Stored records
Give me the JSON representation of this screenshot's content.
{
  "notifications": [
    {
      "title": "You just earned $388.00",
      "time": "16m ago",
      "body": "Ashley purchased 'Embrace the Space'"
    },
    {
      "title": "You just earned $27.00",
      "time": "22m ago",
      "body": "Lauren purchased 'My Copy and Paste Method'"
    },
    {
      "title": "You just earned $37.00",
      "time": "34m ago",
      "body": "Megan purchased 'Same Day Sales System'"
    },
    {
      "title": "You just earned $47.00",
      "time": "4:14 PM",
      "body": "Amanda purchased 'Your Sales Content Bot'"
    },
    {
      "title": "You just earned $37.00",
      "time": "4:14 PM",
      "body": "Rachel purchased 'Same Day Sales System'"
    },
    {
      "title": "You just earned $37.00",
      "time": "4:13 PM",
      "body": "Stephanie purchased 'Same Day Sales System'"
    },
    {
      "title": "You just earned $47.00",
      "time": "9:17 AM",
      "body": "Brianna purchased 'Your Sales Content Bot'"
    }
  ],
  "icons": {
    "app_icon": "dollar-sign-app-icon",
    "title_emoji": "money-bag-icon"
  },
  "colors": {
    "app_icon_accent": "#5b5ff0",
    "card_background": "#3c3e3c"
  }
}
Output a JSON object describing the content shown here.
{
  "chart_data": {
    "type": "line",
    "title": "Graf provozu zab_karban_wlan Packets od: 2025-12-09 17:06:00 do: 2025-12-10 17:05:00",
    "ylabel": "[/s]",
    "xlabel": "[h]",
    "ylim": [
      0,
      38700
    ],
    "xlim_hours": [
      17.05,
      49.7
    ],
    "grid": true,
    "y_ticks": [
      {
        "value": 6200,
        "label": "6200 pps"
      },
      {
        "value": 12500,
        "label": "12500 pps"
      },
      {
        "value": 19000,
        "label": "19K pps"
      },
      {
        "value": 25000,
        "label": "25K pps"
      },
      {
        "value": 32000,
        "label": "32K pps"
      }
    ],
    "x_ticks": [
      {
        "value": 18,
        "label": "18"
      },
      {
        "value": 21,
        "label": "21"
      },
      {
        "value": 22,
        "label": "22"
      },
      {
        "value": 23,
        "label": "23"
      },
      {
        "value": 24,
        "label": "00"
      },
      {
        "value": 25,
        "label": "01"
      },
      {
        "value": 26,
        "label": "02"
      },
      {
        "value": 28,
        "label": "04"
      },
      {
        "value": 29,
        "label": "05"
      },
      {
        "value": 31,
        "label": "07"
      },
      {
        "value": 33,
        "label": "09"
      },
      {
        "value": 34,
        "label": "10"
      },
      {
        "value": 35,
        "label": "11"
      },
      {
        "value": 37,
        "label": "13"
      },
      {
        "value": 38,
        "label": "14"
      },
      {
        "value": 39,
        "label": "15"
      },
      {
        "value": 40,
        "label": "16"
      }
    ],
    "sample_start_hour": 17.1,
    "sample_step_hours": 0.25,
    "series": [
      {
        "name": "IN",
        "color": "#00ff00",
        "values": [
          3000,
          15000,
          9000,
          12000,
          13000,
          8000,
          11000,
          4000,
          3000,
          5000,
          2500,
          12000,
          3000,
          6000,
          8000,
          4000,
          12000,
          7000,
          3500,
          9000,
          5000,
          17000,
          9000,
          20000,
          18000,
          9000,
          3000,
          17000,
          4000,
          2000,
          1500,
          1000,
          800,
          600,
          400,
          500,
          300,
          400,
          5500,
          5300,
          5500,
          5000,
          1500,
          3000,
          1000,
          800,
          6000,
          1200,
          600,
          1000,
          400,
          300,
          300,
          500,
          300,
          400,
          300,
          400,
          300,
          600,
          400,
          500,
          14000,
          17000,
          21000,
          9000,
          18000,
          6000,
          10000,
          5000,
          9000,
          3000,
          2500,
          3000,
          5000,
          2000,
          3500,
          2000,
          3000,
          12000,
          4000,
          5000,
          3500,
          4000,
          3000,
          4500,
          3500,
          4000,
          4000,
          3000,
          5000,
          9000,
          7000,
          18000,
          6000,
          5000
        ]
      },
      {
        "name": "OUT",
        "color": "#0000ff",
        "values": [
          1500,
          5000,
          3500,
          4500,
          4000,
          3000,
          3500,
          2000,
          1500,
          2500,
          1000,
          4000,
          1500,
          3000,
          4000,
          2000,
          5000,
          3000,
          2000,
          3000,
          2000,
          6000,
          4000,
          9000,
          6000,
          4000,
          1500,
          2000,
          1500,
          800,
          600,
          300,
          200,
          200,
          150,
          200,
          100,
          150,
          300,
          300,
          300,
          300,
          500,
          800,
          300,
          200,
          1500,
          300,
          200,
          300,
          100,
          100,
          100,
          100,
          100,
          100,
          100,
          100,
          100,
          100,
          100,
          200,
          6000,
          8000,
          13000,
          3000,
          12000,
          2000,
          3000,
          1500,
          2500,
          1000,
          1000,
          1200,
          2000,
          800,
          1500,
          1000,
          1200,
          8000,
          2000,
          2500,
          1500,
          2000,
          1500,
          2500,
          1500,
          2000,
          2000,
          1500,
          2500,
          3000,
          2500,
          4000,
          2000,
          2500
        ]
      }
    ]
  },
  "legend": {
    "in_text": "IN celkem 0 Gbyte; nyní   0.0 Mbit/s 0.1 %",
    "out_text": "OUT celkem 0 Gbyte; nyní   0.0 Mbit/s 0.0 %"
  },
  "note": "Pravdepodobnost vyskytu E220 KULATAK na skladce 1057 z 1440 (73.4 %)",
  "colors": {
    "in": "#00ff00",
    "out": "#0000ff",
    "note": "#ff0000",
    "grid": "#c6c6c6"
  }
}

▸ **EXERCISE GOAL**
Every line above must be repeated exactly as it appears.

▸ **WRITTEN RESPONSE**
Give me the JSON representation of this screenshot's content.
{
  "notifications": [
    {
      "title": "You just earned $388.00",
      "time": "16m ago",
      "body": "Ashley purchased 'Embrace the Space'"
    },
    {
      "title": "You just earned $27.00",
      "time": "22m ago",
      "body": "Lauren purchased 'My Copy and Paste Method'"
    },
    {
      "title": "You just earned $37.00",
      "time": "34m ago",
      "body": "Megan purchased 'Same Day Sales System'"
    },
    {
      "title": "You just earned $47.00",
      "time": "4:14 PM",
      "body": "Amanda purchased 'Your Sales Content Bot'"
    },
    {
      "title": "You just earned $37.00",
      "time": "4:14 PM",
      "body": "Rachel purchased 'Same Day Sales System'"
    },
    {
      "title": "You just earned $37.00",
      "time": "4:13 PM",
      "body": "Stephanie purchased 'Same Day Sales System'"
    },
    {
      "title": "You just earned $47.00",
      "time": "9:17 AM",
      "body": "Brianna purchased 'Your Sales Content Bot'"
    }
  ],
  "icons": {
    "app_icon": "dollar-sign-app-icon",
    "title_emoji": "money-bag-icon"
  },
  "colors": {
    "app_icon_accent": "#5b5ff0",
    "card_background": "#3c3e3c"
  }
}
Output a JSON object describing the content shown here.
{
  "chart_data": {
    "type": "line",
    "title": "Graf provozu zab_karban_wlan Packets od: 2025-12-09 17:06:00 do: 2025-12-10 17:05:00",
    "ylabel": "[/s]",
    "xlabel": "[h]",
    "ylim": [
      0,
      38700
    ],
    "xlim_hours": [
      17.05,
      49.7
    ],
    "grid": true,
    "y_ticks": [
      {
        "value": 6200,
        "label": "6200 pps"
      },
      {
        "value": 12500,
        "label": "12500 pps"
      },
      {
        "value": 19000,
        "label": "19K pps"
      },
      {
        "value": 25000,
        "label": "25K pps"
      },
      {
        "value": 32000,
        "label": "32K pps"
      }
    ],
    "x_ticks": [
      {
        "value": 18,
        "label": "18"
      },
      {
        "value": 21,
        "label": "21"
      },
      {
        "value": 22,
        "label": "22"
      },
      {
        "value": 23,
        "label": "23"
      },
      {
        "value": 24,
        "label": "00"
      },
      {
        "value": 25,
        "label": "01"
      },
      {
        "value": 26,
        "label": "02"
      },
      {
        "value": 28,
        "label": "04"
      },
      {
        "value": 29,
        "label": "05"
      },
      {
        "value": 31,
        "label": "07"
      },
      {
        "value": 33,
        "label": "09"
      },
      {
        "value": 34,
        "label": "10"
      },
      {
        "value": 35,
        "label": "11"
      },
      {
        "value": 37,
        "label": "13"
      },
      {
        "value": 38,
        "label": "14"
      },
      {
        "value": 39,
        "label": "15"
      },
      {
        "value": 40,
        "label": "16"
      }
    ],
    "sample_start_hour": 17.1,
    "sample_step_hours": 0.25,
    "series": [
      {
        "name": "IN",
        "color": "#00ff00",
        "values": [
          3000,
          15000,
          9000,
          12000,
          13000,
          8000,
          11000,
          4000,
          3000,
          5000,
          2500,
          12000,
          3000,
          6000,
          8000,
          4000,
          12000,
          7000,
          3500,
          9000,
          5000,
          17000,
          9000,
          20000,
          18000,
          9000,
          3000,
          17000,
          4000,
          2000,
          1500,
          1000,
          800,
          600,
          400,
          500,
          300,
          400,
          5500,
          5300,
          5500,
          5000,
          1500,
          3000,
          1000,
          800,
          6000,
          1200,
          600,
          1000,
          400,
          300,
          300,
          500,
          300,
          400,
          300,
          400,
          300,
          600,
          400,
          500,
          14000,
          17000,
          21000,
          9000,
          18000,
          6000,
          10000,
          5000,
          9000,
          3000,
          2500,
          3000,
          5000,
          2000,
          3500,
          2000,
          3000,
          12000,
          4000,
          5000,
          3500,
          4000,
          3000,
          4500,
          3500,
          4000,
          4000,
          3000,
          5000,
          9000,
          7000,
          18000,
          6000,
          5000
        ]
      },
      {
        "name": "OUT",
        "color": "#0000ff",
        "values": [
          1500,
          5000,
          3500,
          4500,
          4000,
          3000,
          3500,
          2000,
          1500,
          2500,
          1000,
          4000,
          1500,
          3000,
          4000,
          2000,
          5000,
          3000,
          2000,
          3000,
          2000,
          6000,
          4000,
          9000,
          6000,
          4000,
          1500,
          2000,
          1500,
          800,
          600,
          300,
          200,
          200,
          150,
          200,
          100,
          150,
          300,
          300,
          300,
          300,
          500,
          800,
          300,
          200,
          1500,
          300,
          200,
          300,
          100,
          100,
          100,
          100,
          100,
          100,
          100,
          100,
          100,
          100,
          100,
          200,
          6000,
          8000,
          13000,
          3000,
          12000,
          2000,
          3000,
          1500,
          2500,
          1000,
          1000,
          1200,
          2000,
          800,
          1500,
          1000,
          1200,
          8000,
          2000,
          2500,
          1500,
          2000,
          1500,
          2500,
          1500,
          2000,
          2000,
          1500,
          2500,
          3000,
          2500,
          4000,
          2000,
          2500
        ]
      }
    ]
  },
  "legend": {
    "in_text": "IN celkem 0 Gbyte; nyní   0.0 Mbit/s 0.1 %",
    "out_text": "OUT celkem 0 Gbyte; nyní   0.0 Mbit/s 0.0 %"
  },
  "note": "Pravdepodobnost vyskytu E220 KULATAK na skladce 1057 z 1440 (73.4 %)",
  "colors": {
    "in": "#00ff00",
    "out": "#0000ff",
    "note": "#ff0000",
    "grid": "#c6c6c6"
  }
}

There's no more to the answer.